Can I file another Social Security Disability Claim when I have a claim already pending?
Is it possible to file a new Social Security Disability Claim when I have a prior claim pending?
Social Security Ruling (SSR 11-1p)  instructs local SSA Field Offices to refuse to accept a new application when a claimant already has a pending application that was denied by the Administrative Law Judge (ALJ) and has been appealed to the Appeals Council stage.
Prior to this rule, claimants could file a new application, and potentially win a new claim, while the prior decision was on appeal. Under this rule, a claimant has to wait till a decision is made on appeal before filing a new application.
What is Rule 11-1p?
Effective July 28, 2011, field offices will not allow a new disability application to be filed if a prior disability claim for the same program and same benefit is pending at any administrative level of review (initial, reconsideration, hearing, or Appeals Council (AC)).
However, there is an exception. When a claim is pending at the AC, the clamant may file a new application if:
The claimant has additional evidence of a new critical or disabling condition with an onset after the date of the hearing decision, AND
The claimant wants to file a new disability application based on this evidence, AND
The AC agrees the claimant should file a new application before the AC completes its action on the request for review.
This policy change does not apply if the pending claim is:
for a different title or a different benefit type,
a Continuing Disability Review (CDR) or age 18 redetermination, or
in federal court or was remanded from federal court to the hearing office or AC.
How Does this Rule Affect Social Security Claimants?
In the past, when a claimant lost at their hearing, they could file an appeal, and also file a new application at the same time. That way, even if they lost their appeal, their second application would be much further along. Now, the claimant has to decide if they are going to appeal or just file a new application. If the claimant decides to file a new application, they would be giving up all the back pay on their prior claim. Although most claimants may want to automatically jump on filing an appeal, keep in mind the wait times at the AC level, as well as the slim likelihood of the AC overturning the Judge.

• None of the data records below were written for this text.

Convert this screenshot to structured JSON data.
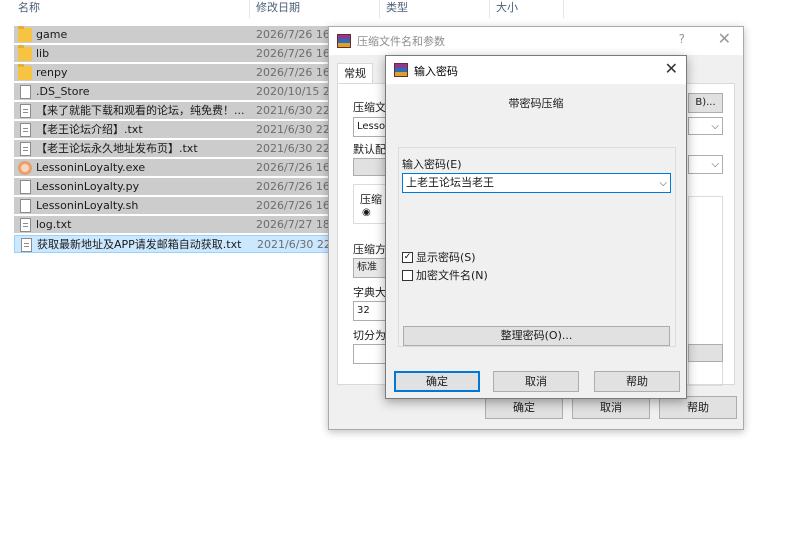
{
  "explorer": {
    "columns": [
      "名称",
      "修改日期",
      "类型",
      "大小"
    ],
    "files": [
      {
        "name": "game",
        "date": "2026/7/26 16:",
        "icon": "folder-icon"
      },
      {
        "name": "lib",
        "date": "2026/7/26 16:",
        "icon": "folder-icon"
      },
      {
        "name": "renpy",
        "date": "2026/7/26 16:",
        "icon": "folder-icon"
      },
      {
        "name": ".DS_Store",
        "date": "2020/10/15 23",
        "icon": "file-icon"
      },
      {
        "name": "【来了就能下载和观看的论坛，纯免费！...",
        "date": "2021/6/30 22:",
        "icon": "text-file-icon"
      },
      {
        "name": "【老王论坛介绍】.txt",
        "date": "2021/6/30 22:",
        "icon": "text-file-icon"
      },
      {
        "name": "【老王论坛永久地址发布页】.txt",
        "date": "2021/6/30 22:",
        "icon": "text-file-icon"
      },
      {
        "name": "LessoninLoyalty.exe",
        "date": "2026/7/26 16:",
        "icon": "app-icon"
      },
      {
        "name": "LessoninLoyalty.py",
        "date": "2026/7/26 16:",
        "icon": "file-icon"
      },
      {
        "name": "LessoninLoyalty.sh",
        "date": "2026/7/26 16:",
        "icon": "file-icon"
      },
      {
        "name": "log.txt",
        "date": "2026/7/27 18:",
        "icon": "text-file-icon"
      },
      {
        "name": "获取最新地址及APP请发邮箱自动获取.txt",
        "date": "2021/6/30 22:",
        "icon": "text-file-icon"
      }
    ]
  },
  "archive_dialog": {
    "title": "压缩文件名和参数",
    "help": "?",
    "close": "✕",
    "tab": "常规",
    "archive_name_label": "压缩文",
    "archive_name_value": "Lesson",
    "browse_button": "B)...",
    "default_profile_label": "默认配",
    "format_label": "压缩",
    "method_label": "压缩方",
    "method_value": "标准",
    "dict_label": "字典大",
    "dict_value": "32",
    "split_label": "切分为",
    "ok": "确定",
    "cancel": "取消",
    "help_button": "帮助"
  },
  "password_dialog": {
    "title": "输入密码",
    "close": "✕",
    "subtitle": "带密码压缩",
    "password_label": "输入密码(E)",
    "password_value": "上老王论坛当老王",
    "show_password": {
      "label": "显示密码(S)",
      "checked": true,
      "mark": "✓"
    },
    "encrypt_names": {
      "label": "加密文件名(N)",
      "checked": false,
      "mark": ""
    },
    "organize_button": "整理密码(O)...",
    "ok": "确定",
    "cancel": "取消",
    "help": "帮助"
  }
}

In addition, because back pay benefits can only be paid up to 12 months prior to an application, if a claimant chooses to appeal to the AC, and the appeal takes 2-3 years to be decided (which happens quite often), and the claimant loses on appeal, there is a time period that can never be covered by an application. This means that since so much time has elapsed, even if you filed a new claim after you've lost at the AC level, you are limited on how far you can get back pay benefits. This appears to be a denial of due process rights, because the claimant is not able to file a second application soon enough to protect all of their back pay benefits. Claimants have a property interest in their claim for benefits that is protected by the Fourth Amendment. Day v. Shalala, 23 F.3d 1052, 1064-1066 (6th Cir. 1994).